It seems the Japanese government is trying in earnest to launch a local based consortium to fend off foreign attempts to buy Toshiba’s memory business. Taiwan’s Hon Hai, which recently acquired Sharp, is in the running to buy it. It begs the question that if the technology that resides inside Toshiba’s memory division is so state of the art (Hon Hai seems to think so), why aren’t Japanese corporations lining up to buy it? Affordability may be one argument but why isn’t there a Softbank Masayoshi Son styled mega-scale leveraged buy out? Where is the risk taking corproation that can see the future value? Why does the government require an orchestrated syndicate to launch a group bid? We only need to look at the long history of failure of this type of consortium formation.
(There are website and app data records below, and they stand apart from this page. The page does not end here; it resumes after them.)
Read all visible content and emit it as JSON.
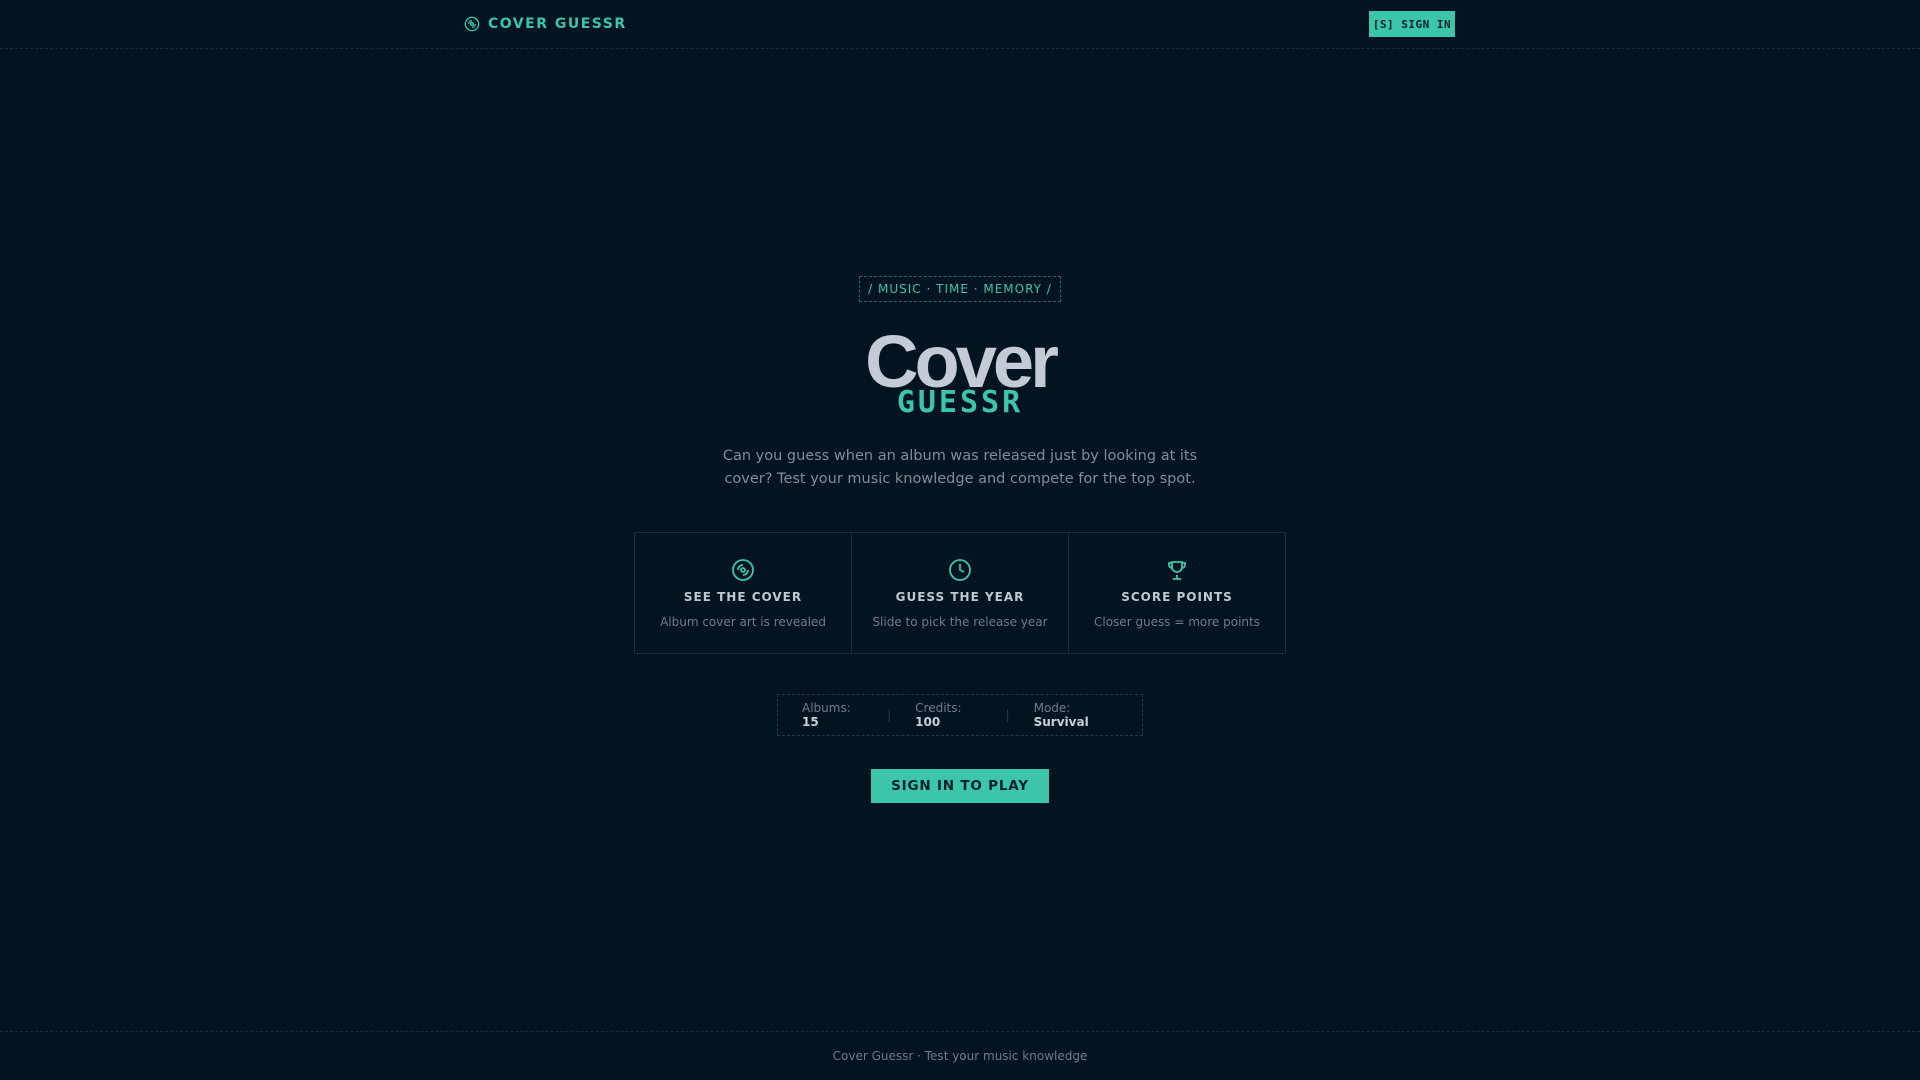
{
  "header": {
    "brand": "COVER GUESSR",
    "brand_icon": "vinyl-disc-icon",
    "signin_label": "[S] SIGN IN"
  },
  "hero": {
    "tagline": "/ MUSIC · TIME · MEMORY /",
    "title_top": "Cover",
    "title_bottom": "GUESSR",
    "intro": "Can you guess when an album was released just by looking at its cover? Test your music knowledge and compete for the top spot."
  },
  "steps": [
    {
      "icon": "vinyl-disc-icon",
      "title": "SEE THE COVER",
      "desc": "Album cover art is revealed"
    },
    {
      "icon": "clock-icon",
      "title": "GUESS THE YEAR",
      "desc": "Slide to pick the release year"
    },
    {
      "icon": "trophy-icon",
      "title": "SCORE POINTS",
      "desc": "Closer guess = more points"
    }
  ],
  "stats": {
    "albums_label": "Albums:",
    "albums_value": "15",
    "credits_label": "Credits:",
    "credits_value": "100",
    "mode_label": "Mode:",
    "mode_value": "Survival"
  },
  "play_label": "SIGN IN TO PLAY",
  "footer": {
    "text": "Cover Guessr · Test your music knowledge"
  },
  "colors": {
    "background": "#031421",
    "accent": "#3cc5a8",
    "text_muted": "#808c96"
  }
}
Exhibit #1. Elpida Memory. Originally the love child of the failed DRAM businesses of Hitachi & NEC in 1999, it adopted Mitsubishi Electric’s struggling DRAM operation in 2003. It listed in 2004 and went bankrupt in 2012. Put simply Japan’s DRAM business, already buried by foreign manufacturers with lower costs, required regular capital raisings which dfailed to deliver the rosy future painted by the charismatic CEO Sakamoto. Hinomaru DRAM died.
Exhibit #2: Japan Display (JDI) which is the listed LCD JV of Sony, Hitachi & Toshiba is yet another mish mash of companies that is trying to keep an uncompetitive product on life support. While it might have Apple as a customer it has margins which scream lap dog. JDI’s market capitalization is 1/3rd of its listing value. Once again Hinomaru Display shows signs of remaining an uncompetitive sloth. Yes, tech analysts will tell me it has best in class technologies. Sad thing is they aren’t getting paid a fair rent for it.
Exhibit #3: Renesas Electronics was formed as the rejected love-child of NEC Electronics which was bought by Mitsubishi Electric and Hitachi. The lack of profitability saw the government’s Incubation Network Corporation of Japan take a c.70% stake in the group to help revitalize it. The shares have performed well in the last 12 months but remain 90% below the peak when it was conceived. Much of the performance is weighing on the expectation of automotive electronic systems requiring more of their chips.
Minister of Economy Trade and Industry (METI) Hiroshige Seko said recently that Toshiba’s memory chip technology could be used to wage destructive cyberattacks if installed in corporate data centers. National security issues should always be entertained as they are in many countries but corporate data centre vulnerability is a much broader problem. Protecting memory chips won’t necessarily stop hackers – in individual, underworld and state sponsored forms – from carrying out cyber attacks.
What we are dealing with here is yet another last ditched attempt to save face in an industry which has lost its competitive edge. Instead of being an IP owner that outsources production it insists on keeping the entire model in a state that can’t compete. Ultimately market economics is a tough judge and jury. Putting together such Hinomaru structures only leads to inefficient capital allocation that hopes to survive as two drowning men trying to make one swimmer. It misses all of the points of making it competitive. Instead of taking hard decisions, it wants the board of Toshiba to accept a lower bid from national interests as preferable to a better bid from a foreigner. How that plays into Japan’s wish to foster best in class corporate governance one will never know? Like Daiko Henjo, such rearguard actions only support the idea that running businesses inefficiently is OK because eventually government backed bailouts are there to save them.
That doesn’t foster risk taking so desperately needed to turn the tech industry’s in Japan around. Is it any wonder that Intel made 50% more net income over the last 25 years than all of Japan’s largest 20 tech companies combined?…